San Juan Bautista City Council approves list of road repairs

City will combine Measure G and SB 1 funds for projects.
The intersection of Third Street and Muckelemi Street. Photo by Noe Magaña.

At its April 15 meeting, the San Juan Bautista City Council designated Muckelemi, Third and Polk streets as priority projects for pavement rehabilitation for next year’s budget. The council approved the list of repairs with a 4-0 vote. Councilman Dan De Vries was absent.

The list is required to be submitted to the California Transportation Commission by May 1 so the city can receive funds through the Road Repair Accountability Act of 2017, also known as Senate Bill 1 (SB 1). San Juan Bautista expects to receive about $46,800 for road repairs, according to the agenda packet. The agenda also stated that the road repairs would be completed by the end of the year.

Interim City Manager Ed Tewes said the list was drawn up by the previous council in reply to Councilwoman Mary Edge’s question about how the streets had been selected. Councilman John Freeman, who helped select the streets, said it was a subjective process.

“We just picked the ones that were the roughest and the worst,” Freeman said. “Which one did my car liked the least?”

Tewes said the city might not be able to repair all the streets on the list with just SB 1 funds, so it is likely they could combine some of the Measure G monies for the project.

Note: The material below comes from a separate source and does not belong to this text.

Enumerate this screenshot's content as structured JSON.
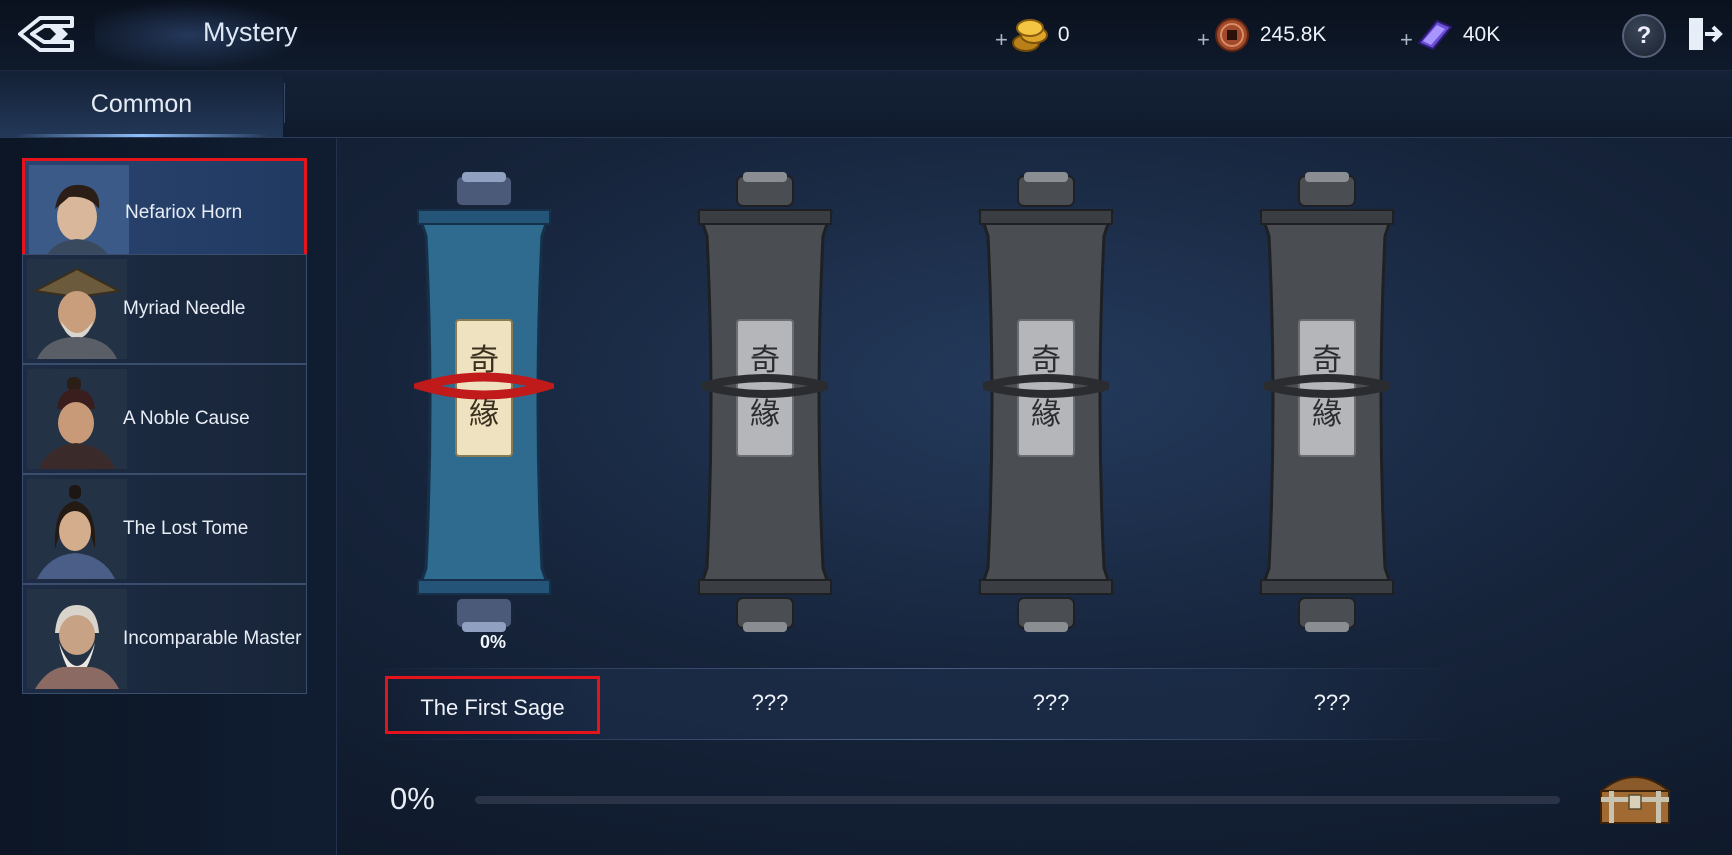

In addition to SB 1 funds, San Juan Bautista expects to receive about $200,000 in the next fiscal year from Measure G. Over the next 30 years, the city anticipates it will receive 5% of the $216 million in estimated Measure G funds for local roads. Hollister and San Benito County are expected to receive 47.5% each.

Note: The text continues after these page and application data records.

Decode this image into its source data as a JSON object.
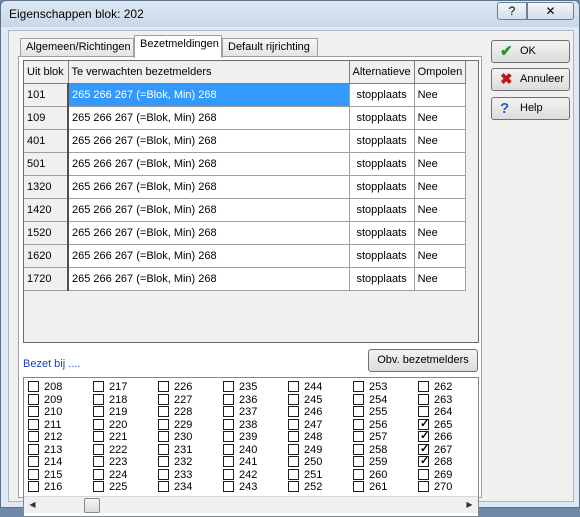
{
  "window": {
    "title": "Eigenschappen blok: 202",
    "help_glyph": "?",
    "close_glyph": "✕"
  },
  "tabs": [
    "Algemeen/Richtingen",
    "Bezetmeldingen",
    "Default rijrichting"
  ],
  "table": {
    "headers": [
      "Uit blok",
      "Te verwachten bezetmelders",
      "Alternatieve",
      "Ompolen"
    ],
    "rows": [
      {
        "blok": "101",
        "verwacht": "265  266  267 (=Blok, Min)  268",
        "alt": "stopplaats",
        "omp": "Nee"
      },
      {
        "blok": "109",
        "verwacht": "265  266  267 (=Blok, Min)  268",
        "alt": "stopplaats",
        "omp": "Nee"
      },
      {
        "blok": "401",
        "verwacht": "265  266  267 (=Blok, Min)  268",
        "alt": "stopplaats",
        "omp": "Nee"
      },
      {
        "blok": "501",
        "verwacht": "265  266  267 (=Blok, Min)  268",
        "alt": "stopplaats",
        "omp": "Nee"
      },
      {
        "blok": "1320",
        "verwacht": "265  266  267 (=Blok, Min)  268",
        "alt": "stopplaats",
        "omp": "Nee"
      },
      {
        "blok": "1420",
        "verwacht": "265  266  267 (=Blok, Min)  268",
        "alt": "stopplaats",
        "omp": "Nee"
      },
      {
        "blok": "1520",
        "verwacht": "265  266  267 (=Blok, Min)  268",
        "alt": "stopplaats",
        "omp": "Nee"
      },
      {
        "blok": "1620",
        "verwacht": "265  266  267 (=Blok, Min)  268",
        "alt": "stopplaats",
        "omp": "Nee"
      },
      {
        "blok": "1720",
        "verwacht": "265  266  267 (=Blok, Min)  268",
        "alt": "stopplaats",
        "omp": "Nee"
      }
    ]
  },
  "bezet": {
    "label": "Bezet bij ....",
    "button": "Obv. bezetmelders",
    "columns": [
      {
        "items": [
          {
            "n": "208",
            "c": false
          },
          {
            "n": "209",
            "c": false
          },
          {
            "n": "210",
            "c": false
          },
          {
            "n": "211",
            "c": false
          },
          {
            "n": "212",
            "c": false
          },
          {
            "n": "213",
            "c": false
          },
          {
            "n": "214",
            "c": false
          },
          {
            "n": "215",
            "c": false
          },
          {
            "n": "216",
            "c": false
          }
        ]
      },
      {
        "items": [
          {
            "n": "217",
            "c": false
          },
          {
            "n": "218",
            "c": false
          },
          {
            "n": "219",
            "c": false
          },
          {
            "n": "220",
            "c": false
          },
          {
            "n": "221",
            "c": false
          },
          {
            "n": "222",
            "c": false
          },
          {
            "n": "223",
            "c": false
          },
          {
            "n": "224",
            "c": false
          },
          {
            "n": "225",
            "c": false
          }
        ]
      },
      {
        "items": [
          {
            "n": "226",
            "c": false
          },
          {
            "n": "227",
            "c": false
          },
          {
            "n": "228",
            "c": false
          },
          {
            "n": "229",
            "c": false
          },
          {
            "n": "230",
            "c": false
          },
          {
            "n": "231",
            "c": false
          },
          {
            "n": "232",
            "c": false
          },
          {
            "n": "233",
            "c": false
          },
          {
            "n": "234",
            "c": false
          }
        ]
      },
      {
        "items": [
          {
            "n": "235",
            "c": false
          },
          {
            "n": "236",
            "c": false
          },
          {
            "n": "237",
            "c": false
          },
          {
            "n": "238",
            "c": false
          },
          {
            "n": "239",
            "c": false
          },
          {
            "n": "240",
            "c": false
          },
          {
            "n": "241",
            "c": false
          },
          {
            "n": "242",
            "c": false
          },
          {
            "n": "243",
            "c": false
          }
        ]
      },
      {
        "items": [
          {
            "n": "244",
            "c": false
          },
          {
            "n": "245",
            "c": false
          },
          {
            "n": "246",
            "c": false
          },
          {
            "n": "247",
            "c": false
          },
          {
            "n": "248",
            "c": false
          },
          {
            "n": "249",
            "c": false
          },
          {
            "n": "250",
            "c": false
          },
          {
            "n": "251",
            "c": false
          },
          {
            "n": "252",
            "c": false
          }
        ]
      },
      {
        "items": [
          {
            "n": "253",
            "c": false
          },
          {
            "n": "254",
            "c": false
          },
          {
            "n": "255",
            "c": false
          },
          {
            "n": "256",
            "c": false
          },
          {
            "n": "257",
            "c": false
          },
          {
            "n": "258",
            "c": false
          },
          {
            "n": "259",
            "c": false
          },
          {
            "n": "260",
            "c": false
          },
          {
            "n": "261",
            "c": false
          }
        ]
      },
      {
        "items": [
          {
            "n": "262",
            "c": false
          },
          {
            "n": "263",
            "c": false
          },
          {
            "n": "264",
            "c": false
          },
          {
            "n": "265",
            "c": true
          },
          {
            "n": "266",
            "c": true
          },
          {
            "n": "267",
            "c": true
          },
          {
            "n": "268",
            "c": true
          },
          {
            "n": "269",
            "c": false
          },
          {
            "n": "270",
            "c": false
          }
        ]
      }
    ]
  },
  "buttons": {
    "ok": {
      "label": "OK",
      "icon": "checkmark-icon",
      "color": "#1a9a1a"
    },
    "cancel": {
      "label": "Annuleer",
      "icon": "cross-icon",
      "color": "#c01818"
    },
    "help": {
      "label": "Help",
      "icon": "question-icon",
      "color": "#1f5fd6"
    }
  },
  "colors": {
    "selection": "#3399ff",
    "link_text": "#1a3fbf"
  }
}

The Third Street project will involve work from Tahualami Street to Muckelemi Street, encompassing over 600 feet of improvement, said Armando Fernandez, engineer with Harris & Associates. He added that the city will take advantage of the project to also do sewer, water and storm drain updates.

Tewes said the Third Street project will be “very significant” because in addition to all road work, the city will see if PG&E and telecom companies have projects they would like to conduct in an effort to only dig up the street once.

Aiming to maximize funds, Freeman said he has had discussions with Supervisor Mark Medina to collaborate on projects and share mobilization costs whenever possible.

“Whether you do 10 feet or 600 feet or 600 yards, there is a mobilization fee which looms over everything,” Freeman said.



Noe Magaña

Noe Magaña is BenitoLink Co-Editor and Content Manager. He joined BenitoLink as reporter intern and was soon brought on staff as a BenitoLink reporter. He also experiments with videography and photography. He is a San Benito High School alumnus with a bachelor's in journalism from San Jose State and a Liberal Arts Associate's Degree from Gavilan College. Noe also attended San Jose City College and was the managing editor for the City College Times, the school's newspaper. He was a reporter and later a copy editor for San Jose State's Spartan Daily. He is a USC Center for Health Journalism 2020 California Fellow.